### WORK ORDER:
How many of the lines below have the word "Create" in them? The answer is that number and nothing more.

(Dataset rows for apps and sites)
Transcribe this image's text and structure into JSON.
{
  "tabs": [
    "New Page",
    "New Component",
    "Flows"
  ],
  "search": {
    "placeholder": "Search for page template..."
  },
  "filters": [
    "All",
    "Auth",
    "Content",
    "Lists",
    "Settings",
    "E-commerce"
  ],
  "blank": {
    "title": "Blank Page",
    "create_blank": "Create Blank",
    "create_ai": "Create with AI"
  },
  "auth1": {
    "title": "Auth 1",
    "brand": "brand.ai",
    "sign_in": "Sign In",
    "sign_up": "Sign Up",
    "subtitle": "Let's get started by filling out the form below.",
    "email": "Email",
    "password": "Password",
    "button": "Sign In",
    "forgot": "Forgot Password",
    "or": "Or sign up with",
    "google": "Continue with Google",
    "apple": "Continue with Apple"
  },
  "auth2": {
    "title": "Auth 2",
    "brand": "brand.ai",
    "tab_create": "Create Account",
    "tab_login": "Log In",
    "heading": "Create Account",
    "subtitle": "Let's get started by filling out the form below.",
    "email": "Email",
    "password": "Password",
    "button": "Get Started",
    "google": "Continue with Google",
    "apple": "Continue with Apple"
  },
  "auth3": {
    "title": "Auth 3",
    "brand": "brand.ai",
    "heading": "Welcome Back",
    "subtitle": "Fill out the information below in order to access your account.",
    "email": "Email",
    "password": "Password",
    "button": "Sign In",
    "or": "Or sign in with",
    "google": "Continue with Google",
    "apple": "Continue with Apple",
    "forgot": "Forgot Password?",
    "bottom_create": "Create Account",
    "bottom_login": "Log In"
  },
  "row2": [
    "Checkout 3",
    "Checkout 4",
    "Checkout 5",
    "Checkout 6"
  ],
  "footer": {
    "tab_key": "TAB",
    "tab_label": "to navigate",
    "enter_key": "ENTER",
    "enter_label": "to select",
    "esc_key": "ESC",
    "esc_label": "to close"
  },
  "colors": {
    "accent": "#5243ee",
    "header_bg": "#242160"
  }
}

### TASK SOLUTION:
5